1) Violent Video Games
This Horizon documentary takes you through several pieces of research on video games.
What’s interesting here is not so much the conclusion but the research process. We have some classic laboratory experiments, some correlational evidence, a study which addresses one significant extraneous variable and some current neuroscience. We end up looking at applications: video games are used to train surgeons and help older people. That’s a snapshot of how Psychology works in many areas. I liked this review in The Psychologist.
It sums up the frustration that although the science is multi-faceted and elegant, there is no clear answer at the end of it. That is still worth knowing about. Here are some strong follow up resources from iWonder.
2) Uta Frith On OCD
You can still catch this on the BBC website.
Here’s a companion piece in The Psychologist.
3) If You Think That You Have Control Of Your Weight ……
In A2, we are about to look at factors influencing attitudes to food and eating behaviour. We will also be looking at dieting. In factors influencing, there is evidence that what people believe about the effects of food is as important as the chemicals inside the food in influencing their mood and behaviour. In the dieting sub-topic, we get interested in Sandra Aamodt’s work on mindful eating.
This evidence fits into that well. Basically, believing you are in control of your weight was linked to more healthy eating behaviour.
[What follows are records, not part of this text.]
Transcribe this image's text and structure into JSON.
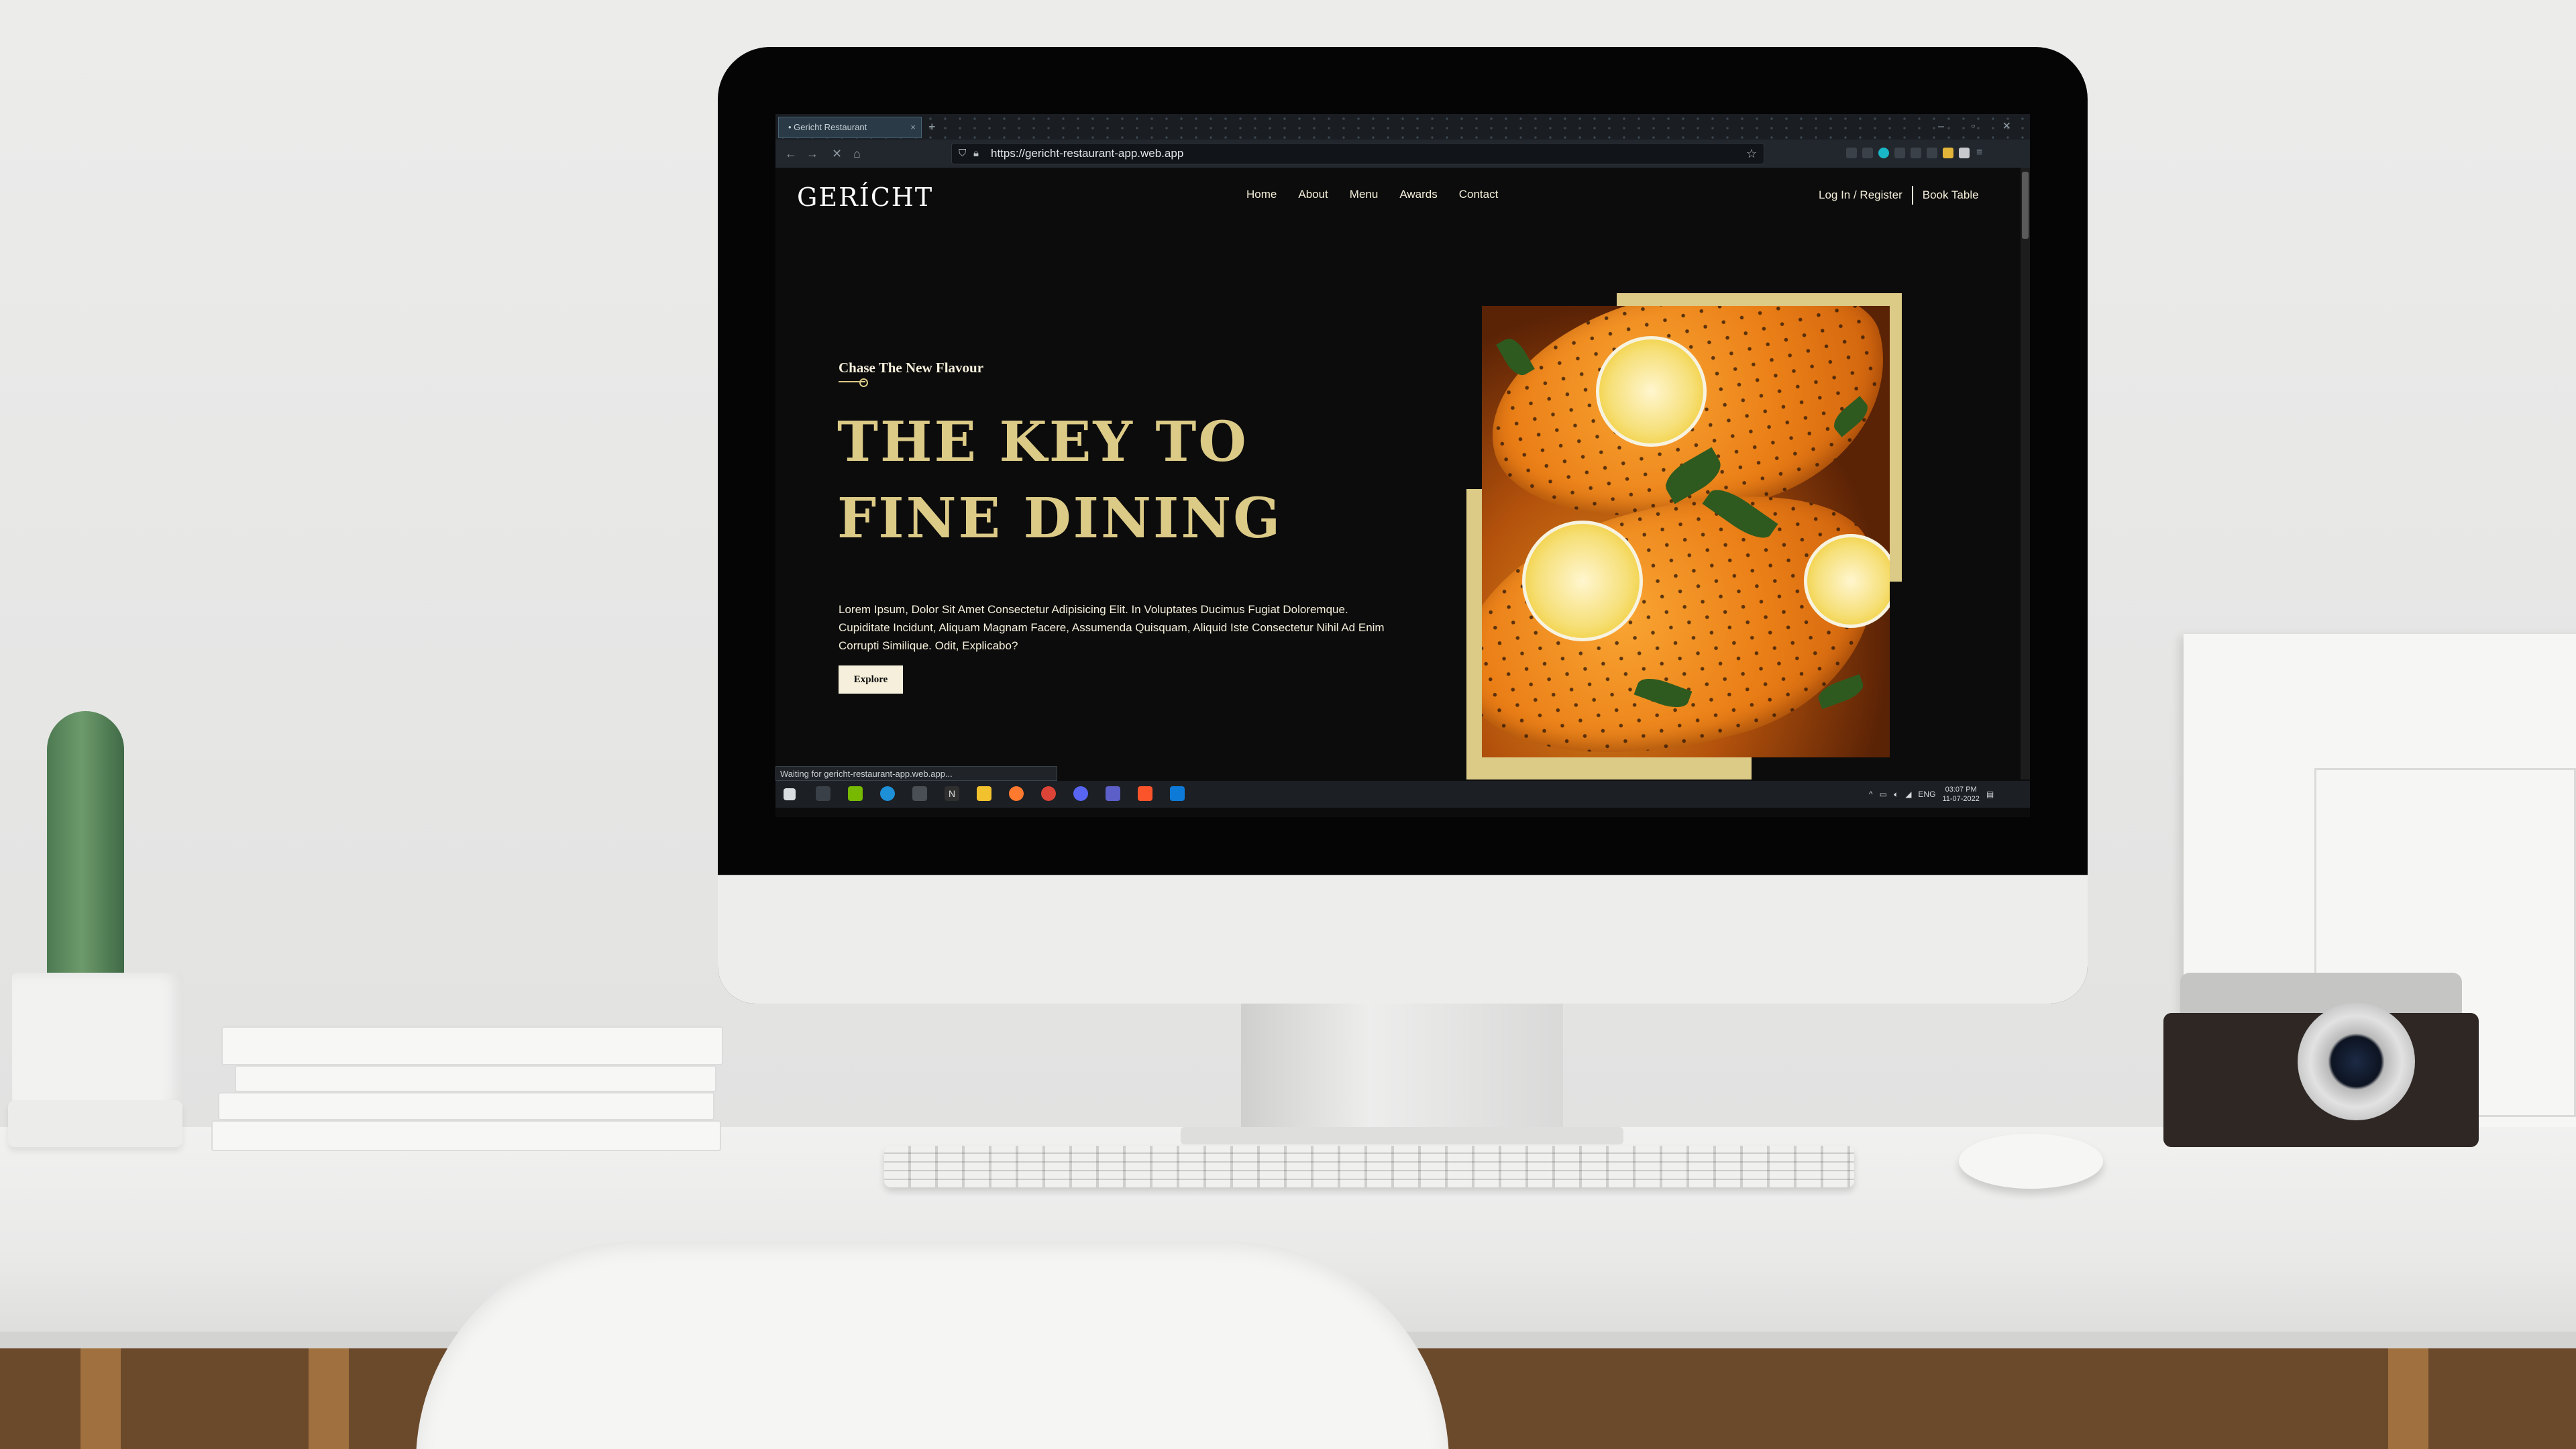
{
  "browser": {
    "tab_title": "• Gericht Restaurant",
    "tab_close": "×",
    "new_tab": "+",
    "window_controls": "– ▫ ✕",
    "nav": {
      "back": "←",
      "forward": "→",
      "stop": "✕",
      "home": "⌂"
    },
    "url": "https://gericht-restaurant-app.web.app",
    "status_text": "Waiting for gericht-restaurant-app.web.app..."
  },
  "site": {
    "logo": "GERÍCHT",
    "menu": [
      "Home",
      "About",
      "Menu",
      "Awards",
      "Contact"
    ],
    "login": "Log In / Register",
    "book": "Book Table",
    "subtitle": "Chase The New Flavour",
    "headline": "THE KEY TO FINE DINING",
    "paragraph": "Lorem Ipsum, Dolor Sit Amet Consectetur Adipisicing Elit. In Voluptates Ducimus Fugiat Doloremque. Cupiditate Incidunt, Aliquam Magnam Facere, Assumenda Quisquam, Aliquid Iste Consectetur Nihil Ad Enim Corrupti Similique. Odit, Explicabo?",
    "explore_button": "Explore",
    "colors": {
      "gold": "#dcca87",
      "cream": "#f5efdb",
      "background": "#0c0c0c"
    }
  },
  "taskbar": {
    "tray_chevron": "^",
    "language": "ENG",
    "time": "03:07 PM",
    "date": "11-07-2022"
  }
}
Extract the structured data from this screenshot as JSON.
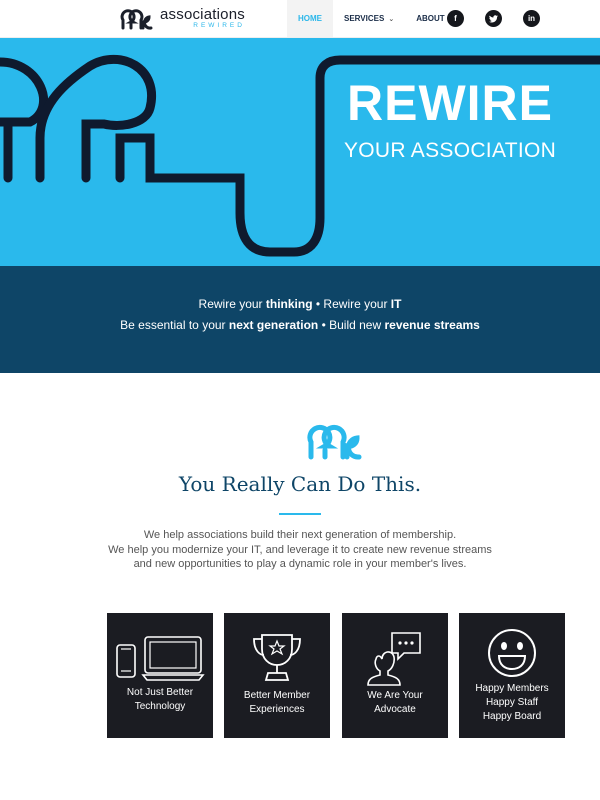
{
  "header": {
    "logo_main": "associations",
    "logo_sub": "REWIRED",
    "nav": [
      {
        "label": "HOME",
        "active": true
      },
      {
        "label": "SERVICES",
        "has_caret": true
      },
      {
        "label": "ABOUT"
      }
    ],
    "social": [
      {
        "icon": "facebook-icon",
        "glyph": "f"
      },
      {
        "icon": "twitter-icon",
        "glyph": "t"
      },
      {
        "icon": "linkedin-icon",
        "glyph": "in"
      }
    ]
  },
  "hero": {
    "title": "REWIRE",
    "subtitle": "YOUR ASSOCIATION",
    "bg_color": "#2ab9ec"
  },
  "band": {
    "line1": {
      "a": "Rewire your ",
      "b": "thinking",
      "c": " • Rewire your ",
      "d": "IT"
    },
    "line2": {
      "a": "Be essential to your ",
      "b": "next generation",
      "c": " • Build new ",
      "d": "revenue streams"
    },
    "bg_color": "#0e4567"
  },
  "intro": {
    "title": "You Really Can Do This.",
    "text_lines": [
      "We help associations build their next generation of membership.",
      "We help you modernize your IT, and leverage it to create new revenue streams",
      "and new opportunities to play a dynamic role in your member's lives."
    ]
  },
  "cards": [
    {
      "icon": "devices-icon",
      "lines": [
        "Not Just Better",
        "Technology"
      ]
    },
    {
      "icon": "trophy-icon",
      "lines": [
        "Better Member",
        "Experiences"
      ]
    },
    {
      "icon": "speaker-icon",
      "lines": [
        "We Are Your",
        "Advocate"
      ]
    },
    {
      "icon": "smiley-icon",
      "lines": [
        "Happy Members",
        "Happy Staff",
        "Happy Board"
      ]
    }
  ]
}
We might worry about cause and effect here. It is easier to think that you are in control of your weight if your weight is actually under control. Nevertheless, the article points out that this belief is linked to behaviours which might enable people to lose weight.
4) Access To Therapy As A Political Issue
The provision of high quality mental health care came up in Prime Minister’s Questions this week. Here is a piece from Simon Wessley and Gregory Smith of the Royal College Of Psychiatrists.
In relation to children and mental health, here is a piece by Maggie Atkinson, former Children’s Commissioner.
5) How Is ECT Used
ECT was commonly used to treat depression and other disorders in the 1950s and 1960s. Its use is much rarer now. The Royal College Of Psychiatrists keeps a record of treatments administered in the UK and Ireland. Here are the latest figures.
ECT use is on the increase.
6) Introduction To Depression
Here is Fiona Shand from the Black Dog Institute in Australia explaining what depression is and isn’t.
7) Thomas Insel Resigns
I have liked Thomas Insel’s work at the NIMH for a while. I use his TED Talk as a lead lesson on abnormality and have posted links to his articles on here. It’s a surprise, therefore, that he is leaving his job.
Insel’s most important work has been to promote Research Domain Criteria. This brings together research into therapy with research into cause. Basically, research into therapy only gets funded if it helps explain the origin of conditions. It’s obvious from the response of some people to his departure that not everyone agrees with Insel’s ideas about this.
8) Network Models And Classification Systems
I’m fond of telling people that most problems in Psychology are really problems of definitions. For a long time now, psychological disorders have been classified through clusters of symptoms.
This article challenges this approach, suggesting that we need to understand networks rather than clusters. Networking means making links between symptoms within a diagnosis. For example, the lethargy which people with depression often report can be related to the insomnia they also report. Networking also means making connections between different conditions. Lack of sleep turns up in many different conditions. Understanding how these are related means that treatment can become more personalised.